··· AVAILABLE DATA

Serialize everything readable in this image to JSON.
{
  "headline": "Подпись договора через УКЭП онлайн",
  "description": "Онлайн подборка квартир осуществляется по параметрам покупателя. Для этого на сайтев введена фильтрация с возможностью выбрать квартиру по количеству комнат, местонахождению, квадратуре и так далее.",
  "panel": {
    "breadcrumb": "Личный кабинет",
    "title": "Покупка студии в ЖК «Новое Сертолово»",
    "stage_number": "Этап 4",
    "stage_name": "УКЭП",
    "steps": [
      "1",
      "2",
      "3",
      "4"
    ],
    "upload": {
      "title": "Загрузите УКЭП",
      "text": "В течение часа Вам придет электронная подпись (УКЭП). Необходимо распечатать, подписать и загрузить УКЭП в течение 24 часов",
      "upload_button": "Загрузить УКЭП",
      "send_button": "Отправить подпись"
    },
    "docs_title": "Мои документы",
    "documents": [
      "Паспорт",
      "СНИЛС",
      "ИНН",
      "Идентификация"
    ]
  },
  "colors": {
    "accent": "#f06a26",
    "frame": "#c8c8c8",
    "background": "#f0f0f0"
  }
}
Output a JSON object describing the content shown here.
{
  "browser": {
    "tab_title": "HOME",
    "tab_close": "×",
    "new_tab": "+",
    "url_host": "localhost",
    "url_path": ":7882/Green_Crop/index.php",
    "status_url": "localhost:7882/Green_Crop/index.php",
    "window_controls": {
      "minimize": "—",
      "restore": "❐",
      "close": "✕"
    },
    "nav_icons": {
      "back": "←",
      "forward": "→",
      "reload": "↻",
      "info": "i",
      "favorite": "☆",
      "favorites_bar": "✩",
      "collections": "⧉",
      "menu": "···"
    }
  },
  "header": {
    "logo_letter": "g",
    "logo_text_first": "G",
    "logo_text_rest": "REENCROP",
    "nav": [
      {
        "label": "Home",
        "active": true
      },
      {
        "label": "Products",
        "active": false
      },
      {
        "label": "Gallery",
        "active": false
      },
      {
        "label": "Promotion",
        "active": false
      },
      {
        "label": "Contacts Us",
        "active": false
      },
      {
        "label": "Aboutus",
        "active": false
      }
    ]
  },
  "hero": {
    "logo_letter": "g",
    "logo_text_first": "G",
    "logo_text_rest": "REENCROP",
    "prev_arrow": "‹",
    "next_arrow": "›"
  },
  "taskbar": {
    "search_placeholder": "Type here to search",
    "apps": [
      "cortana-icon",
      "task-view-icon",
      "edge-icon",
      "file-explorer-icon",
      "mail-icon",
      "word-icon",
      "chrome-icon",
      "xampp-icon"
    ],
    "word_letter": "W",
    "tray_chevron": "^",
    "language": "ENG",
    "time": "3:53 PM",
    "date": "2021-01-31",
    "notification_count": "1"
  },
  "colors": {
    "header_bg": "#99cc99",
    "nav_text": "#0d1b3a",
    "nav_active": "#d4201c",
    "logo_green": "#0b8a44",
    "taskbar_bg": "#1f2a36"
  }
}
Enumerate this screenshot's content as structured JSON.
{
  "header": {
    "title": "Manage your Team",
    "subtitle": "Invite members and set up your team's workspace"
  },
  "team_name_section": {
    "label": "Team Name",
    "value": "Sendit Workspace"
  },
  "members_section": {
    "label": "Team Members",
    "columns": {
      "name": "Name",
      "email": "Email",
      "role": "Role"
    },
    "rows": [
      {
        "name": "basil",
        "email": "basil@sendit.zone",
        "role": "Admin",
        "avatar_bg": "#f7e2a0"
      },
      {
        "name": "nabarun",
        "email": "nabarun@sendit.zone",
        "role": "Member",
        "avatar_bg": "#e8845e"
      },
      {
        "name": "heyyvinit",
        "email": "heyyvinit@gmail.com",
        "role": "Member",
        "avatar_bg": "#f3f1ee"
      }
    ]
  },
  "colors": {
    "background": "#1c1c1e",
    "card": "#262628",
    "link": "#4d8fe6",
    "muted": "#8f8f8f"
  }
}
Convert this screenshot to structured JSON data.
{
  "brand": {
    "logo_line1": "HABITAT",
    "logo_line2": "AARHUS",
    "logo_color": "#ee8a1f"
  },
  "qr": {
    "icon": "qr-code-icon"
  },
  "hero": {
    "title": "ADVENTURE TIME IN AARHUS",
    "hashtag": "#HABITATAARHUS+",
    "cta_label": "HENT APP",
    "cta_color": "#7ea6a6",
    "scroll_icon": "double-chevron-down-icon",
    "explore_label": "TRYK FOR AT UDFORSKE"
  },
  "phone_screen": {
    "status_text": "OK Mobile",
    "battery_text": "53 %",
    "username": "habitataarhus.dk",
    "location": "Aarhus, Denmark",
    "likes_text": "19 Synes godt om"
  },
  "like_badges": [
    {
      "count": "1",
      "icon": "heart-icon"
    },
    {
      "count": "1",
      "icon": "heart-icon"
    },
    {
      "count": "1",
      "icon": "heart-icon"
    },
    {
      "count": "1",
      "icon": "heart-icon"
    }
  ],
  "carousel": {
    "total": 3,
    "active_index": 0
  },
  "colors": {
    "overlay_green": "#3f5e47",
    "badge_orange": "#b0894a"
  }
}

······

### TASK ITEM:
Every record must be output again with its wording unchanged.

### OUTPUT OF THE EXERCISE:
Serialize everything readable in this image to JSON.
{
  "headline": "Подпись договора через УКЭП онлайн",
  "description": "Онлайн подборка квартир осуществляется по параметрам покупателя. Для этого на сайтев введена фильтрация с возможностью выбрать квартиру по количеству комнат, местонахождению, квадратуре и так далее.",
  "panel": {
    "breadcrumb": "Личный кабинет",
    "title": "Покупка студии в ЖК «Новое Сертолово»",
    "stage_number": "Этап 4",
    "stage_name": "УКЭП",
    "steps": [
      "1",
      "2",
      "3",
      "4"
    ],
    "upload": {
      "title": "Загрузите УКЭП",
      "text": "В течение часа Вам придет электронная подпись (УКЭП). Необходимо распечатать, подписать и загрузить УКЭП в течение 24 часов",
      "upload_button": "Загрузить УКЭП",
      "send_button": "Отправить подпись"
    },
    "docs_title": "Мои документы",
    "documents": [
      "Паспорт",
      "СНИЛС",
      "ИНН",
      "Идентификация"
    ]
  },
  "colors": {
    "accent": "#f06a26",
    "frame": "#c8c8c8",
    "background": "#f0f0f0"
  }
}
Output a JSON object describing the content shown here.
{
  "browser": {
    "tab_title": "HOME",
    "tab_close": "×",
    "new_tab": "+",
    "url_host": "localhost",
    "url_path": ":7882/Green_Crop/index.php",
    "status_url": "localhost:7882/Green_Crop/index.php",
    "window_controls": {
      "minimize": "—",
      "restore": "❐",
      "close": "✕"
    },
    "nav_icons": {
      "back": "←",
      "forward": "→",
      "reload": "↻",
      "info": "i",
      "favorite": "☆",
      "favorites_bar": "✩",
      "collections": "⧉",
      "menu": "···"
    }
  },
  "header": {
    "logo_letter": "g",
    "logo_text_first": "G",
    "logo_text_rest": "REENCROP",
    "nav": [
      {
        "label": "Home",
        "active": true
      },
      {
        "label": "Products",
        "active": false
      },
      {
        "label": "Gallery",
        "active": false
      },
      {
        "label": "Promotion",
        "active": false
      },
      {
        "label": "Contacts Us",
        "active": false
      },
      {
        "label": "Aboutus",
        "active": false
      }
    ]
  },
  "hero": {
    "logo_letter": "g",
    "logo_text_first": "G",
    "logo_text_rest": "REENCROP",
    "prev_arrow": "‹",
    "next_arrow": "›"
  },
  "taskbar": {
    "search_placeholder": "Type here to search",
    "apps": [
      "cortana-icon",
      "task-view-icon",
      "edge-icon",
      "file-explorer-icon",
      "mail-icon",
      "word-icon",
      "chrome-icon",
      "xampp-icon"
    ],
    "word_letter": "W",
    "tray_chevron": "^",
    "language": "ENG",
    "time": "3:53 PM",
    "date": "2021-01-31",
    "notification_count": "1"
  },
  "colors": {
    "header_bg": "#99cc99",
    "nav_text": "#0d1b3a",
    "nav_active": "#d4201c",
    "logo_green": "#0b8a44",
    "taskbar_bg": "#1f2a36"
  }
}
Enumerate this screenshot's content as structured JSON.
{
  "header": {
    "title": "Manage your Team",
    "subtitle": "Invite members and set up your team's workspace"
  },
  "team_name_section": {
    "label": "Team Name",
    "value": "Sendit Workspace"
  },
  "members_section": {
    "label": "Team Members",
    "columns": {
      "name": "Name",
      "email": "Email",
      "role": "Role"
    },
    "rows": [
      {
        "name": "basil",
        "email": "basil@sendit.zone",
        "role": "Admin",
        "avatar_bg": "#f7e2a0"
      },
      {
        "name": "nabarun",
        "email": "nabarun@sendit.zone",
        "role": "Member",
        "avatar_bg": "#e8845e"
      },
      {
        "name": "heyyvinit",
        "email": "heyyvinit@gmail.com",
        "role": "Member",
        "avatar_bg": "#f3f1ee"
      }
    ]
  },
  "colors": {
    "background": "#1c1c1e",
    "card": "#262628",
    "link": "#4d8fe6",
    "muted": "#8f8f8f"
  }
}
Convert this screenshot to structured JSON data.
{
  "brand": {
    "logo_line1": "HABITAT",
    "logo_line2": "AARHUS",
    "logo_color": "#ee8a1f"
  },
  "qr": {
    "icon": "qr-code-icon"
  },
  "hero": {
    "title": "ADVENTURE TIME IN AARHUS",
    "hashtag": "#HABITATAARHUS+",
    "cta_label": "HENT APP",
    "cta_color": "#7ea6a6",
    "scroll_icon": "double-chevron-down-icon",
    "explore_label": "TRYK FOR AT UDFORSKE"
  },
  "phone_screen": {
    "status_text": "OK Mobile",
    "battery_text": "53 %",
    "username": "habitataarhus.dk",
    "location": "Aarhus, Denmark",
    "likes_text": "19 Synes godt om"
  },
  "like_badges": [
    {
      "count": "1",
      "icon": "heart-icon"
    },
    {
      "count": "1",
      "icon": "heart-icon"
    },
    {
      "count": "1",
      "icon": "heart-icon"
    },
    {
      "count": "1",
      "icon": "heart-icon"
    }
  ],
  "carousel": {
    "total": 3,
    "active_index": 0
  },
  "colors": {
    "overlay_green": "#3f5e47",
    "badge_orange": "#b0894a"
  }
}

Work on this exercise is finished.